TASK = Return the lines below that contain "ForEach控制器".

EXERCISE MATERIAL =
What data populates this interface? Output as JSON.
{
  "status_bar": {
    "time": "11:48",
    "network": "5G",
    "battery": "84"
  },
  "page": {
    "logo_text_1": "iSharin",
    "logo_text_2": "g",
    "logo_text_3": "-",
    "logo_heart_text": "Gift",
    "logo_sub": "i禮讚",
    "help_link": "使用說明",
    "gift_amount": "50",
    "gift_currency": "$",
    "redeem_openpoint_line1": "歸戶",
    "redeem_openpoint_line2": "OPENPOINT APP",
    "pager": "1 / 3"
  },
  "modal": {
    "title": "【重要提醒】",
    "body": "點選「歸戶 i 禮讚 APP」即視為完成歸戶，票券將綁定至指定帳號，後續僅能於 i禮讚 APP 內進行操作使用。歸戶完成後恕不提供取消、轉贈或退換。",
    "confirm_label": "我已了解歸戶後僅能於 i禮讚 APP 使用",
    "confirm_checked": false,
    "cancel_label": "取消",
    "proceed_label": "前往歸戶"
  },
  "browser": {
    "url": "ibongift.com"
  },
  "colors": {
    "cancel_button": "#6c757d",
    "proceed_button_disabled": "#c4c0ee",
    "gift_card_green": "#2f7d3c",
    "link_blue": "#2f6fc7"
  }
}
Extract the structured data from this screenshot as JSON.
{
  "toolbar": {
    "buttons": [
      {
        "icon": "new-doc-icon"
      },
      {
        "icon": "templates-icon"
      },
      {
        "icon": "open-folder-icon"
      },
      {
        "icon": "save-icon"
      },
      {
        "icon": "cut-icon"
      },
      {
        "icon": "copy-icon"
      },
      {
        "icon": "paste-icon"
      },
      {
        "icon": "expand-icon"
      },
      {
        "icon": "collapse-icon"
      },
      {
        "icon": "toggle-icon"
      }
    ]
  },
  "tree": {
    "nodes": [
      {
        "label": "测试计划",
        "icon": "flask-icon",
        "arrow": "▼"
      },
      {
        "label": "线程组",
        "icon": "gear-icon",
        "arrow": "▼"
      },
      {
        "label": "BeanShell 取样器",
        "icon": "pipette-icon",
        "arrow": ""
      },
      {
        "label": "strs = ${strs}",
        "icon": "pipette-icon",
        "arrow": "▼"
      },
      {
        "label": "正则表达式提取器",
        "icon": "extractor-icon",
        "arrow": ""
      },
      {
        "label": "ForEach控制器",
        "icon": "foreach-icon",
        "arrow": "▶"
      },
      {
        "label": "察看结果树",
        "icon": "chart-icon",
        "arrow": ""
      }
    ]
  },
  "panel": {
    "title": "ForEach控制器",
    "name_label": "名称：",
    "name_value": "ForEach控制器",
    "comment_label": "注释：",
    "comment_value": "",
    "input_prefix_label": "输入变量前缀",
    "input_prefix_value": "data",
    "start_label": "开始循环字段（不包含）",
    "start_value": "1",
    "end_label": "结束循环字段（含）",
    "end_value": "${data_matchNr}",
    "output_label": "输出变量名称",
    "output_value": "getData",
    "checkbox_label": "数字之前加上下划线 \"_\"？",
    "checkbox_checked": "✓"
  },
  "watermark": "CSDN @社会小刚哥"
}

RESULT FOR THIS EXERCISE =
        "label": "ForEach控制器",
    "title": "ForEach控制器",
    "name_value": "ForEach控制器",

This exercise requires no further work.